**Task objective**
Reproduce each line from the records that holds "nServer".

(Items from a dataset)
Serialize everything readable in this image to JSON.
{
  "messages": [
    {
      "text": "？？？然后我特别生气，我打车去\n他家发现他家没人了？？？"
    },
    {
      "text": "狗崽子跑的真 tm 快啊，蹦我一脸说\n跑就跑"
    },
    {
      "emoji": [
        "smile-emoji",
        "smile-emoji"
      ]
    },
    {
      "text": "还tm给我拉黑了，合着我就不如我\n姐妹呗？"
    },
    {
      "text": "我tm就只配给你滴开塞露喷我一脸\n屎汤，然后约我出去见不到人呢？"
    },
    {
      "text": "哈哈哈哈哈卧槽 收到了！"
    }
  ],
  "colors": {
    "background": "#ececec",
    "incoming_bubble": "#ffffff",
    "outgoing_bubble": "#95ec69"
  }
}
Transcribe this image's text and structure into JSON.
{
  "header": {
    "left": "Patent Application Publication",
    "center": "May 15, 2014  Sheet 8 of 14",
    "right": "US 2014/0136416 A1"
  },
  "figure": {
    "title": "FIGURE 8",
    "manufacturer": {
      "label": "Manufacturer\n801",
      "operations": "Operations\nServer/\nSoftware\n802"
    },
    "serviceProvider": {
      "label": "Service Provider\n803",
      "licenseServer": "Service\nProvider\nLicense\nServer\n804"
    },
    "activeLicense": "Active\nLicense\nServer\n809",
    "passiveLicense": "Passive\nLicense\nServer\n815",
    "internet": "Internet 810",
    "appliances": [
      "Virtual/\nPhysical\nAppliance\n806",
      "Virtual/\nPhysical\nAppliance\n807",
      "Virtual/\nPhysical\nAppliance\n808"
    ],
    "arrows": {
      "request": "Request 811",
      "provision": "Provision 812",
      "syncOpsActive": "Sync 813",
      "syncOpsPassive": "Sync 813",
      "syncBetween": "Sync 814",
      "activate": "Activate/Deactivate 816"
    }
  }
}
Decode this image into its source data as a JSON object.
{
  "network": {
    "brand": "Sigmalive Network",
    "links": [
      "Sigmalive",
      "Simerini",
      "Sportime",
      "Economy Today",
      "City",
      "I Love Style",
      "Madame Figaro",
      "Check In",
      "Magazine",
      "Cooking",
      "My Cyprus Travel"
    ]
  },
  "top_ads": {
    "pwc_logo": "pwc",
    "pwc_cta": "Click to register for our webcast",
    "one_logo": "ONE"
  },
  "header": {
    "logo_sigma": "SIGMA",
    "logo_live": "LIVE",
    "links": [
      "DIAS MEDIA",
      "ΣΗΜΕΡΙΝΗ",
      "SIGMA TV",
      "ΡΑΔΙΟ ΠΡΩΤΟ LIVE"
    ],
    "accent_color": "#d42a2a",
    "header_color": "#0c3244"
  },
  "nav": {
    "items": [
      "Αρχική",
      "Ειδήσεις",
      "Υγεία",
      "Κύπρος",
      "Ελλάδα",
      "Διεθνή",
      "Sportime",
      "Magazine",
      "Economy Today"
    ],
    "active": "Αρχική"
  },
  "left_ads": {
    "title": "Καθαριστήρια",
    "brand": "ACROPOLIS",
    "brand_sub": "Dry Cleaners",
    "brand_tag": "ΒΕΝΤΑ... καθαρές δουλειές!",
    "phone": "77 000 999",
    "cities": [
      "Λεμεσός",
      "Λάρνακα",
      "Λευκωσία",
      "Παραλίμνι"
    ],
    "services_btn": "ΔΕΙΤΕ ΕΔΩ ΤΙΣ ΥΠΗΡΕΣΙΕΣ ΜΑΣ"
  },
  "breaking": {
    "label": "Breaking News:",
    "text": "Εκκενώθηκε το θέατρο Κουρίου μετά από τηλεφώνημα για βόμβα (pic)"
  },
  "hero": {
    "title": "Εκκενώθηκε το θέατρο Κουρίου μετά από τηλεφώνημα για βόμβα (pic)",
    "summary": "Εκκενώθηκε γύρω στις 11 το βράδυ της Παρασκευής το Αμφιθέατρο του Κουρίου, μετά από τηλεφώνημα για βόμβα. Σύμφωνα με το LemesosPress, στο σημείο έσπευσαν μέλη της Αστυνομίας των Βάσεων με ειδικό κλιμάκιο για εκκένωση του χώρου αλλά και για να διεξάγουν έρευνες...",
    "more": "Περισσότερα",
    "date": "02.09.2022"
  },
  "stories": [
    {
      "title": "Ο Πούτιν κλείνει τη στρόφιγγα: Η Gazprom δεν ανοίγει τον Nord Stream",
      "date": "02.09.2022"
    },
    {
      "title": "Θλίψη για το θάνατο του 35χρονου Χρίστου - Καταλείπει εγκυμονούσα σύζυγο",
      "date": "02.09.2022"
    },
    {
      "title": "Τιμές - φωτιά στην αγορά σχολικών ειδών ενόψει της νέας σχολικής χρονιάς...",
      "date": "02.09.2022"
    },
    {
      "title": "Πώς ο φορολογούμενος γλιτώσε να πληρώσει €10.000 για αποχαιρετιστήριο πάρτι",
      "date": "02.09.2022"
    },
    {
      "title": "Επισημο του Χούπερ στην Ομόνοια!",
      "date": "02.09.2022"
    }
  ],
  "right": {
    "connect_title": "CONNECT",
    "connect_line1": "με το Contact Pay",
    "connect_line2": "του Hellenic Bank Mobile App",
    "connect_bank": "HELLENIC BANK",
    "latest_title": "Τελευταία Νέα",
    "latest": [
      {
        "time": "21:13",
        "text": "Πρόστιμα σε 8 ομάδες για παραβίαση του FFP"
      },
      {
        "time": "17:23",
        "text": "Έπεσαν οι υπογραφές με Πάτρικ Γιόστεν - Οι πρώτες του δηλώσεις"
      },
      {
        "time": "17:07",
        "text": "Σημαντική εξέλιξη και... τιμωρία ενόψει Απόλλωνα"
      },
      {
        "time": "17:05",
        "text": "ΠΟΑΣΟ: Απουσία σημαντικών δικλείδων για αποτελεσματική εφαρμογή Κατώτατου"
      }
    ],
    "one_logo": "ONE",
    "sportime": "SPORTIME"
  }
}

**Exercise solution**
      "operations": "Operations\nServer/\nSoftware\n802"
      "licenseServer": "Service\nProvider\nLicense\nServer\n804"
    "activeLicense": "Active\nLicense\nServer\n809",
    "passiveLicense": "Passive\nLicense\nServer\n815",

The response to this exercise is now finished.